We are all waiting with baited breath to learn of the sentencing decision to be handed down this week against Lori Drew. In part because of the incredible amount of controversy surrounding this case, I believe the sentence will be minor and not amount to more than a proverbial slap on the wrist. Already we have seen what some consider a misapplication of the law (prosecuting Ms. Drew under the Computer Fraud and Abuse Act), and another questionable, emotion-laden decision by the courts in a uniquely complicated case has the potential to seriously and negatively affect how we use and benefit from the Internet.
The article provides a quote that represents and perpetuates one of the most misguided perspectives surrounding cyberbullying:

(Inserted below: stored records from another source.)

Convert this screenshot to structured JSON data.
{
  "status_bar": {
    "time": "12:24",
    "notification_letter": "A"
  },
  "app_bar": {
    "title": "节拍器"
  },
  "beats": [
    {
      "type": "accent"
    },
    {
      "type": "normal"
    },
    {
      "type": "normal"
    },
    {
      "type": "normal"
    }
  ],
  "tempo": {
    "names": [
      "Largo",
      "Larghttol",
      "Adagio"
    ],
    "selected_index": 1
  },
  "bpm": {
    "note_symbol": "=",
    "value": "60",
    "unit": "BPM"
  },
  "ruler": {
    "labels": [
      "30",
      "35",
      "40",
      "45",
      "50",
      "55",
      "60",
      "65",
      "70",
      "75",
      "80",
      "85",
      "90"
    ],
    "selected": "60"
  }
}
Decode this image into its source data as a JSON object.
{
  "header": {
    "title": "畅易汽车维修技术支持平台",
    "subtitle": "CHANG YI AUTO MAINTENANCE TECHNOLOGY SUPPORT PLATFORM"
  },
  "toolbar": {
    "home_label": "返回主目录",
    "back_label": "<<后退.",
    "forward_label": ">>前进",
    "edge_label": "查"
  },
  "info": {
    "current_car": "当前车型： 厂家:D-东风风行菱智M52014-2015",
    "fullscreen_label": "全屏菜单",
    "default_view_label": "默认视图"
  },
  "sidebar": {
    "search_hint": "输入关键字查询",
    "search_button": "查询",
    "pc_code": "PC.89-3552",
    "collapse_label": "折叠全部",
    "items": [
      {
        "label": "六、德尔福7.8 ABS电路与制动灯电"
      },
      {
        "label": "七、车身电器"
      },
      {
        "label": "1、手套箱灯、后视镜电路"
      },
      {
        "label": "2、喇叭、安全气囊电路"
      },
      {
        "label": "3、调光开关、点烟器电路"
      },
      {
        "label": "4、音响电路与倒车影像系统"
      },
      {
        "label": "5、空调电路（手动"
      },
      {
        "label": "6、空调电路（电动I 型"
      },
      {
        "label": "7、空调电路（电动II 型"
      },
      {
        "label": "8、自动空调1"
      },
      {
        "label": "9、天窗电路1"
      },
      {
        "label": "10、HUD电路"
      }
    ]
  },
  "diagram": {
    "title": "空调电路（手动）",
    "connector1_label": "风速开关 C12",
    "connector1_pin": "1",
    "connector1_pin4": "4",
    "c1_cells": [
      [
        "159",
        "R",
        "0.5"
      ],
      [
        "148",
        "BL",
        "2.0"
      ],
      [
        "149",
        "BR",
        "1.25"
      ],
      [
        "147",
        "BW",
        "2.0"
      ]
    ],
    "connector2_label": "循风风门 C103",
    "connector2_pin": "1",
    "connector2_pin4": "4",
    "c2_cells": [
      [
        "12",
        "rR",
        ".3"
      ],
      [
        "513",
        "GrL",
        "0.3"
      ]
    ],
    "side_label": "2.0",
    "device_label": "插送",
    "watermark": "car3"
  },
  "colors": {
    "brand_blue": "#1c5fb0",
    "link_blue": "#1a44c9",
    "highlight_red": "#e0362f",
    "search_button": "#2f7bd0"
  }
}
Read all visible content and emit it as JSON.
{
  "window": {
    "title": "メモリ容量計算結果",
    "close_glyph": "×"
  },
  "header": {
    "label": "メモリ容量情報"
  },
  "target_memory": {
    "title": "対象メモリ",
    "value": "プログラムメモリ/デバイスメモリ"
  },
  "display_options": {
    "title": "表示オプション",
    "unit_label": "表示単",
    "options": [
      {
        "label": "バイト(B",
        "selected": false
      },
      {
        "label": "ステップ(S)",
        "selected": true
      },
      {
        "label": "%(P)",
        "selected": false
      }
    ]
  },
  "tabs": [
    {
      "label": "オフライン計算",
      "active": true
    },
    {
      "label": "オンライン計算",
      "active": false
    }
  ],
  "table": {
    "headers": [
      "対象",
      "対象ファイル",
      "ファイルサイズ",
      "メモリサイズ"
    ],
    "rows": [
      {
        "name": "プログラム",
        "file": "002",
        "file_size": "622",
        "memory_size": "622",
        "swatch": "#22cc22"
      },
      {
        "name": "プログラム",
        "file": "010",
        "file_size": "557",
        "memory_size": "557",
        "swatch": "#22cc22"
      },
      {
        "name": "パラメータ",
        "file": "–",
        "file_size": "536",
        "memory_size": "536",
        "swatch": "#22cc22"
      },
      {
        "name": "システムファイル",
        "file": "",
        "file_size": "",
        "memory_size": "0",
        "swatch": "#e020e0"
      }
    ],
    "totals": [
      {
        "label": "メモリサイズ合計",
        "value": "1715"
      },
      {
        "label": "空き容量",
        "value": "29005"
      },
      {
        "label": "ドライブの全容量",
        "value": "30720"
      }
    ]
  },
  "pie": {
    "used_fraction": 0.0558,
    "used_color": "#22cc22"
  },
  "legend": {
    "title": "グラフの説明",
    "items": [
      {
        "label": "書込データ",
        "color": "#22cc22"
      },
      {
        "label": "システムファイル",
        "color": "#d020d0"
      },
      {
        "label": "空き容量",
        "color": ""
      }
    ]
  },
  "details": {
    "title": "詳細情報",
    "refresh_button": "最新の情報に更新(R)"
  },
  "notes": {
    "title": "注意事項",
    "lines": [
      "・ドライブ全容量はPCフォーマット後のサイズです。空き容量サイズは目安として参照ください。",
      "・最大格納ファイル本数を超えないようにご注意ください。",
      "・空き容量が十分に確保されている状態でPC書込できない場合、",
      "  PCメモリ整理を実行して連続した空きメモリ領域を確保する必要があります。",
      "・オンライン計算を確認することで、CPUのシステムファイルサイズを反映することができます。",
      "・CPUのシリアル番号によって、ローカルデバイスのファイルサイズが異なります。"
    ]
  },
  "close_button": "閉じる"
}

“If federal law recognises this new form of bullying, police and prosecutors will be better equipped and educated to deal with this problem. Prosecutors, more importantly, will then have the ability to punish this behaviour in court.”
While Justin has covered this in a recent post, I would encourage everyone in favor of this response strategy to methodically evaluate whether more law enforcement, more fines, and more imprisonment are going to a) deter a person’s decision to harass or mistreat another person *online* (not face-to-face) in the heat of the moment b) lead to a fundamental change in the way individuals treat each other in cyberspace (we have so many laws on the books that have done NOTHING to truly improve our bent towards wrongdoing) and c) contribute to a culture of respect, tolerance, empathy, and kindness across all interpersonal interactions. As a scholar of criminal justice and criminology, I can’t emphasize enough that regulation will NOT lead to these outcomes, and that it is naïve at best and ignorant at worst to believe that it will.
While the circumstances of Megan Meier’s death are horrific, the legacy stemming from her tragedy should not be the creation of unncessary and fruitless regulation buttressed by the threat of unnecessary and fruitless penalties. Rather, the legacy should be that of an eye-opener that revolutionizes and radically propels forward educational efforts to instruct, guide, and empower individuals (both youth and adults) to participate in online communications with wisdom, rationality, caution, and kindness.
Sadly Missouri did little to stop cyberstalkers and Congress has not passed cyberstalker legislation. Heartbreaking.